Find the string "this" in the records and copy each line where it occurs.

** Opening Listed records block **

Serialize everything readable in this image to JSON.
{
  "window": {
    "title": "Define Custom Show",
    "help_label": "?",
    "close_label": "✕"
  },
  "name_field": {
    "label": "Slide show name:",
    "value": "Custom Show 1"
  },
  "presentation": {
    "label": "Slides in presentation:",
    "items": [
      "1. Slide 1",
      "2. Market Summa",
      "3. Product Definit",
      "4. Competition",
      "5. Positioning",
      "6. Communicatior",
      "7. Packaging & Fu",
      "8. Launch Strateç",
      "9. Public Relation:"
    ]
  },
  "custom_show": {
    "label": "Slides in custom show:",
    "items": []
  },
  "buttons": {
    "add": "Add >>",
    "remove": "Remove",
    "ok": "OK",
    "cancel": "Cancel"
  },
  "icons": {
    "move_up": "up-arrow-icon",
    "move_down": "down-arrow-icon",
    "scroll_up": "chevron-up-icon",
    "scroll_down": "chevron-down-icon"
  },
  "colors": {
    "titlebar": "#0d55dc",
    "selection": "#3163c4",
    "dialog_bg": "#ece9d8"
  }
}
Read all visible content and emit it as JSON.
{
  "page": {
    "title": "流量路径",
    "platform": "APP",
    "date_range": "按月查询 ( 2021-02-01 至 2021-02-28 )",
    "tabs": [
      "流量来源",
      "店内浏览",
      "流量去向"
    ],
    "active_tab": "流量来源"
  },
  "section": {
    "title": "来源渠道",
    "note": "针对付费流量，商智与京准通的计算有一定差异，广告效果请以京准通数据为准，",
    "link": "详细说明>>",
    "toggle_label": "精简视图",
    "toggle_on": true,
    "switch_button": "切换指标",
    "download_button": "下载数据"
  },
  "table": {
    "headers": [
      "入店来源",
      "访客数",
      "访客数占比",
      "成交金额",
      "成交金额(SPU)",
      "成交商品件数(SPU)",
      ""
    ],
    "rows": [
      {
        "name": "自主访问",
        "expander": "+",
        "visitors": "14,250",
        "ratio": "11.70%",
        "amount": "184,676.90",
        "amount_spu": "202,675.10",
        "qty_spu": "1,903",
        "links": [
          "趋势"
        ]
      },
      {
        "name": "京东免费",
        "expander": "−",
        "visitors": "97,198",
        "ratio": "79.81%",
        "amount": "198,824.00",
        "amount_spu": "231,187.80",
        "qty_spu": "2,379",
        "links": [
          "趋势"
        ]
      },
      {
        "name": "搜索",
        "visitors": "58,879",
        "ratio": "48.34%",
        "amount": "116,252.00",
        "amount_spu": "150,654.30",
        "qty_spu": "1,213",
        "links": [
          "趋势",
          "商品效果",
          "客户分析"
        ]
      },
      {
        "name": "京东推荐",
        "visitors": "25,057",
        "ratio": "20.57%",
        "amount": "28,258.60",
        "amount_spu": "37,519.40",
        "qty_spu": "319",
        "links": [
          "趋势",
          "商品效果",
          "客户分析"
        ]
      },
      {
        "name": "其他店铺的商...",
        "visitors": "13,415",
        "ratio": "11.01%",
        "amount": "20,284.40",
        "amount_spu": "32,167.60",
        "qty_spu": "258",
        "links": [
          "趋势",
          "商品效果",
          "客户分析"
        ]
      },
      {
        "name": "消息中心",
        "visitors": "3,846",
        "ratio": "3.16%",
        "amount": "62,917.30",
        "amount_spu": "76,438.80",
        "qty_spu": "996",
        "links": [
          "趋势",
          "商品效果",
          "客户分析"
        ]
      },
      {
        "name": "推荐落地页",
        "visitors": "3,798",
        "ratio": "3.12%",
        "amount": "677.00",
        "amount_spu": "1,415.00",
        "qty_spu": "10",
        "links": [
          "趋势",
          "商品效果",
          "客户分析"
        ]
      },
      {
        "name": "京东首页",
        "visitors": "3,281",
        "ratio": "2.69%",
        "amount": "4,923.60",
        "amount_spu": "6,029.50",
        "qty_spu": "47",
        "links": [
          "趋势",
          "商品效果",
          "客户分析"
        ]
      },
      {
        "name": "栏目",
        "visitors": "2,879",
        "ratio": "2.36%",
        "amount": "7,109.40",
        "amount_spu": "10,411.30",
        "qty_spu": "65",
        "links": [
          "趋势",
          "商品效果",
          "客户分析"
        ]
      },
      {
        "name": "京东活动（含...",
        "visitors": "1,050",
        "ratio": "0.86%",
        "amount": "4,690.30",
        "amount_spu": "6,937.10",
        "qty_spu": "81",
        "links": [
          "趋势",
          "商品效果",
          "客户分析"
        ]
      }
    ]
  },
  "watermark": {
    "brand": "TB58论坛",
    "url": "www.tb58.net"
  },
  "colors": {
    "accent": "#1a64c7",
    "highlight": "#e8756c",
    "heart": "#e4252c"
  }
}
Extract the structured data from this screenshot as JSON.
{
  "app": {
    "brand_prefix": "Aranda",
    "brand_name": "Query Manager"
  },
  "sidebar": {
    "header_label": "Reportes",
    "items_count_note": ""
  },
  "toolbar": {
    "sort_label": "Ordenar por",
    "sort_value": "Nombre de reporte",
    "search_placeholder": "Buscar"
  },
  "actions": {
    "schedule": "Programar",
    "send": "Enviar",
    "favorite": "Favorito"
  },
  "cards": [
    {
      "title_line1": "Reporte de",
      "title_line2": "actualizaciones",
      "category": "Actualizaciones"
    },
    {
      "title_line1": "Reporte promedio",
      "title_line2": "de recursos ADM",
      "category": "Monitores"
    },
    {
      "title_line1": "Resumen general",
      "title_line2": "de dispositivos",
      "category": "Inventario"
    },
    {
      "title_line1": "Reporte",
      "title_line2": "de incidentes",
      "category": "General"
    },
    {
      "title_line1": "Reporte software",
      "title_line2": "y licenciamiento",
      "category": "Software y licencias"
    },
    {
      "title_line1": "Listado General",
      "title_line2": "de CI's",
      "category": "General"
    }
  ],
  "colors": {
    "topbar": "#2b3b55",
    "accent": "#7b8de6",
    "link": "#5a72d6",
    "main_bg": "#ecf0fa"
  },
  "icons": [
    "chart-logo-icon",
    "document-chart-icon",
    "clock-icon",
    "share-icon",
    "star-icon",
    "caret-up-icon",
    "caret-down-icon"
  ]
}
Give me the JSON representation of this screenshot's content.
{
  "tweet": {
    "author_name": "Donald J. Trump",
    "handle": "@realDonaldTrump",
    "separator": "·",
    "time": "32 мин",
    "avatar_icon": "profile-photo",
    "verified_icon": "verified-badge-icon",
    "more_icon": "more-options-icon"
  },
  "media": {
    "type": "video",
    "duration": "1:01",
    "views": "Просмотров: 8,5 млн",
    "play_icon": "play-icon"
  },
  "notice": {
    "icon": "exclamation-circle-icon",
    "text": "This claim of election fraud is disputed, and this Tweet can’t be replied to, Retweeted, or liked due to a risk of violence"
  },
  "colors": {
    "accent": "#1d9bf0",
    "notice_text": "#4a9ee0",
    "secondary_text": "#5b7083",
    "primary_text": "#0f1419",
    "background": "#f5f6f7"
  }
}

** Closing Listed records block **

■ Answer box:
Serialize everything readable in this image to JSON.
Extract the structured data from this screenshot as JSON.
Give me the JSON representation of this screenshot's content.
    "text": "This claim of election fraud is disputed, and this Tweet can’t be replied to, Retweeted, or liked due to a risk of violence"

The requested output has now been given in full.